For someone who tends to be more talkative than most I’m not really sure where to start. How do you put into words the spectacular sights and feelings of one of the Seven Wonders of the World? I’m not really sure I could have explained beforehand what I was most looking forward to about seeing Machu Picchu. After having been to the ancient city, I will tell you that very few experiences, if any, can match the time we spent in Machu Picchu.
To give you a little background, the ancient city of Machu Picchu was created by the Quechua people. Most people think the Inca’s were the builders of the city, when in reality the word INCA means King. There were only 14 INCA’s, which ruled over a vast territory that had been conquered over a long period of time. It is believed that the city was created as a holy place due to it closeness to the gods (on top of a mountain). This is supported by the numerous temples and holy spaces in the city. After having stood in the city, I can understand why they would have believed this. There is an amazing feeling when at Machu Picchu. You not only feel overwhelmed by the vast spaces and depth of the mountains, but also a tremendous feeling of being on the top of the world. There were quite a number of people who said they were experiencing feelings of vertigo, but I believe it is more than that.

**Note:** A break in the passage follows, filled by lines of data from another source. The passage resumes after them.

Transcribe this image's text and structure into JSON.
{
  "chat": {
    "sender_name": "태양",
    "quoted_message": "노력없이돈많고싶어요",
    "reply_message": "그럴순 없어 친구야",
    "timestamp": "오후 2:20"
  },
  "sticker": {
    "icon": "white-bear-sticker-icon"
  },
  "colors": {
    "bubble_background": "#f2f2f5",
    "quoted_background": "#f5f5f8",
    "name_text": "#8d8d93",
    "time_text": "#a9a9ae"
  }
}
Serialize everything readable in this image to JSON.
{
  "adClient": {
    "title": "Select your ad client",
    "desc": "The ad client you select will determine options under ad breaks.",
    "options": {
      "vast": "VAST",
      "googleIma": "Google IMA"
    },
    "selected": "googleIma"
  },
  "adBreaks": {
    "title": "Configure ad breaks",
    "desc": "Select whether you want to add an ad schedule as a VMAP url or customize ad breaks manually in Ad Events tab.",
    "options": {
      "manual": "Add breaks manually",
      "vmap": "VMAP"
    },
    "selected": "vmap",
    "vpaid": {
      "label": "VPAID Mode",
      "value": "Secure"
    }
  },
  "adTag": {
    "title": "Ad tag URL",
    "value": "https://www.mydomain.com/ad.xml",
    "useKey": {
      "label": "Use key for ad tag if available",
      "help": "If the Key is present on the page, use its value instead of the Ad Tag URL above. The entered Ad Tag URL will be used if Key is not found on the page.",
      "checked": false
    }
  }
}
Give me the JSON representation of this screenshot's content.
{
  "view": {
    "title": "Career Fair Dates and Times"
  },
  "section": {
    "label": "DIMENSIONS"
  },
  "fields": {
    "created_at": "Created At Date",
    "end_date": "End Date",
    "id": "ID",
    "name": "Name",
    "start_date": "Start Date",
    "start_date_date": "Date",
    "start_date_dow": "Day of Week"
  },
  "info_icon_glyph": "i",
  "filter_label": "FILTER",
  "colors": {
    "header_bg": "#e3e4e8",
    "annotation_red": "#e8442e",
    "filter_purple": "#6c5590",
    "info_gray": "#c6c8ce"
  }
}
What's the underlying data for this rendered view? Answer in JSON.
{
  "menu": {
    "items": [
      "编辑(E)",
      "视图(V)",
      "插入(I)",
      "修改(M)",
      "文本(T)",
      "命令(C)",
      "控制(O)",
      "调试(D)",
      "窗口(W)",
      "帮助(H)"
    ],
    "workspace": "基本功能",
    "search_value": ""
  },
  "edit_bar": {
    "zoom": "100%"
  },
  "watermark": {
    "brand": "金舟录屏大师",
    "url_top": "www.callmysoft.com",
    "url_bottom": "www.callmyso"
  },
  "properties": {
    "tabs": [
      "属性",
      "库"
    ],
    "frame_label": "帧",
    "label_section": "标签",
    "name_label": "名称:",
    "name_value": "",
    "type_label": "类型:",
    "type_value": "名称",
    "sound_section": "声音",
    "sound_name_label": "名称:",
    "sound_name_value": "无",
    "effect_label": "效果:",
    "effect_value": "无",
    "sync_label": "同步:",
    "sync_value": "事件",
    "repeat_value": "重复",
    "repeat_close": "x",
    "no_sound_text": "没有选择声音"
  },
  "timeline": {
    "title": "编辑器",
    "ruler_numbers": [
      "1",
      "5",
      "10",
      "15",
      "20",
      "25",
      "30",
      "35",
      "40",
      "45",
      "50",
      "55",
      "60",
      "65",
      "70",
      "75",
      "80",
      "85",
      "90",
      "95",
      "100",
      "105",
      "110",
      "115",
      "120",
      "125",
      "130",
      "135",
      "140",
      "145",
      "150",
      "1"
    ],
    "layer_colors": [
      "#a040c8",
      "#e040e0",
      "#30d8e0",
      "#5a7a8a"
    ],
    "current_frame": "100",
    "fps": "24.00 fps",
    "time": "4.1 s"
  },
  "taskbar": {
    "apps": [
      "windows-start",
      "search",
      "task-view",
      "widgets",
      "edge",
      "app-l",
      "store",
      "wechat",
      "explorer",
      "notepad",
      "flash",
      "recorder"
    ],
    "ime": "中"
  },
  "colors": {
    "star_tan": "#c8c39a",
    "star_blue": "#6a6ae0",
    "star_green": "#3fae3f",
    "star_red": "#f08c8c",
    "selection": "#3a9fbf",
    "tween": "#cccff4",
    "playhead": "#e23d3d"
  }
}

There is something truly moving about being in a place where past meets the present from a remarkable vista.
One of the most amazing things for me personally was the skill and accuracy through which they constructed the city. Using rudimentary tools they were able to create structures that not only withstood the daily elements of rain and wind, but also catastrophic events such as earthquakes. To give you a few quick examples, they chose the location for the city due to the availability of stones and fresh water on top of mountain. The stones typically were huge boulders which were split, smoothed, and moved to make temples, houses, agricultural terraces, staircases, and much more. These “rudimentary” tools and ways were truly amazing. In this particular city archaeologists have found tools made of materials from hundreds of miles away which allowed them to chisel into the granite to create holes and slits for the insertion of wood. They then poured water onto the wood to get the wood to expand. This created enough pressure to make the granite crack and break. These rocks were then smoothed to create prefect joints that created amazing structures without the need for mortar to hold everything in place. Another amazing thing was the “milling” on protruding stones to be rounded for both internal and external use. The externally protruding rounded stones on buildings were used as tie down points for their woven roofs to protect against the strong winds at the top of the mountain. The interior protruding stones were used for hanging items that were relevant for the building; either items for living in a house to more religious items such as clothes or carved items. Additionally, nearly every window and doorway was created with an inward slant to provide stability for earthquakes and natural disasters. Finally, they enclosed the city with tall walls and 2 entrances which could be well protected and had doors that could be locked and opened only from the interior.
Another amazing thing about Machu Picchu is the division of the urban area and the “agricultural” area. There are over 700 terraces which were used to provide food for the city. The pictures really don’t do them justice, but the amount of stone, drainage, and irrigation work was truly amazing.
Providing water to the city was another incredible feat of engineering. The Quechua designed amazing waterways which were carved into the granite to provide water throughout the city. Archaeologists have determined that given the amount of water that the city could produce was able to support around 1,000 people. On our tour it was explained to us that the city probably sustained around 750 people allowing for the additional 200-250 people that would travel with the Inca king when he traveled to the city. Pretty amazing when you think about it. Apparently there was only 1 toilet in the city which was reserved for the king. Everyone else dug little holes to do their business. Interestingly enough, it is believed that this “fertilizer” was harvested after a while and used in the fields.
Given the immensity of our journey, Autumn and I decided to arrive as early as possible. We woke up at 4am and were standing in line at the bus stop at 4:30am to be able to get on the first bus. We were able to get on the first bus and be within the first 20 people into Machu Picchu that day. We chose to head straight to the Sun Gate, which is the first place the sun appears over Machu Picchu. The hike wasn’t easy, but definitely worth it. We arrived right around when the sun came over the mountain and were treated to some amazing, albeit cloudy/foggy, views. The best part was that we only saw three other people on our hike to the Sun Gate and were able to soak in the views just the two of us.
We spent a couple of hours just the two of us before our scheduled tour. All told we spent six hours in Machu Picchu trying to absorb as much of it as we possibly could. We heard that as of January 1st, 2016 they will be restricting access to the city to prevent deterioration, limiting people to 2.5 hours at a time. While it would still be an amazing and worthwhile adventure, we feel incredibly lucky to have been able to explore as much as we did.
As a full disclaimer, I am well aware that my words and even the pictures we post will not do justice to the amazing beauty and wonder that Machu Picchu provides. The experience is worth the trip, the expense, and the early wake-up call. It is truly an indescribable experience that can only be understood while there. If I could make a recommendation, GO. Go now. The world is changing quickly and it should be experienced before it is too late.